Geothermal heat is both ancient, in terms of its origin, and cutting edge, in terms of its application today to home heating. Simply put, geothermal heat pumps use the heat that is naturally stored in the earth itself to regulate the temperature of a home or building, without relying on combustion from either gas or oil. Here is an overview of the pros and cons of geothermal heat pumps.
Geothermal heat pumps are suitable for small homes and large commercial spaces, with many benefits including cost and energy savings, as well as aesthetics.
- Environmentally friendly
Geothermal heat pumps are highly efficient (300-500% vs. 90% for the best furnaces) and use energy from a renewable resource.
- Cost effective
Because there is no oil or gas to purchase, geothermal heat pumps aren’t subject to the cost fluctuations from gas or oil prices. In addition, the efficiency of these systems results in 30-60% savings on heating and 25-50% savings on cooling.
- Quieter operation and minimal footprint
With no visible outdoor compressor or fan, geothermal heat pumps are quieter to operate. A loop system of pipes buried underground draws heat from the earth into the home, or releases heat from the home back into the earth.
- Not weather dependent
Unlike solar or wind, access to this type of energy is not dependent on weather, and doesn’t change throughout the year.
- Eligible for tax credits

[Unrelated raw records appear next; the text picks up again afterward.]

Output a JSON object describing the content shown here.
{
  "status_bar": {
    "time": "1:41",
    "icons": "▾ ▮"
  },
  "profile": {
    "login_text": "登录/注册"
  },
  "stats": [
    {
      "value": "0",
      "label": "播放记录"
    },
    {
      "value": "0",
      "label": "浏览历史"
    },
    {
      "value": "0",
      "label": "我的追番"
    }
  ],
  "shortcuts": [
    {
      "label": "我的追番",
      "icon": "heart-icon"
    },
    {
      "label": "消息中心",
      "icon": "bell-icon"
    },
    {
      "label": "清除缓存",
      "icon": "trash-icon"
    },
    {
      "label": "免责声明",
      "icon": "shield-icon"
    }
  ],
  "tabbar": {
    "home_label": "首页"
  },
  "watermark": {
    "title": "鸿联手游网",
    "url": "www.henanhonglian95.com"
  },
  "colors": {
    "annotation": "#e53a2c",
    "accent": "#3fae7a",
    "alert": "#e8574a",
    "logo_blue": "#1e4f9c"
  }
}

Federal tax incentives, as well as assistance in the form of low interest loans from some utility companies, are available.
- Long lifespan and minimal maintenance issues
Indoor components last up to 25 years, and the outdoor underground loop system lasts 50 or more years, making it an investment that can pay off for generations.
- Technology behind geothermal energy will only continue to improve in efficiency
While there is much in favor of geothermal pumps, there are also some downsides to consider.
- High upfront costs
Geothermal heat pumps can cost as much as $10,000-$20,000 to install, depending on how easy it is to bury the pipes and how big the system needs to be. Keep in mind, however, that due to the substantial energy savings, the time required to recoup that initial investment is very short.
- More suitable for new home builds
Because installation can involve large scale excavation, retrofitting is more disruptive and potentially less cost effective than incorporating geothermal into a new home at the time of construction.
- Electricity is still needed to operate heat pumps
While no oil or natural gas are required for operation, electricity is still used.
- Geothermal energy using wells has certain negative ramifications
A system requiring the use of a well may be impractical in some areas where water is scarce and/or expensive because it requires a large amount of water to operate. In addition, this type of geothermal system my discharge sulfur dioxide and silica into the earth.
- Damage to underground loops can be difficult and costly to repair
Tree roots, the water table, rodents, etc. can cause damage to the parts of the system that are buried and difficult to access. Fewer technicians are available for geothermal systems than for traditional systems, so service may be more expensive.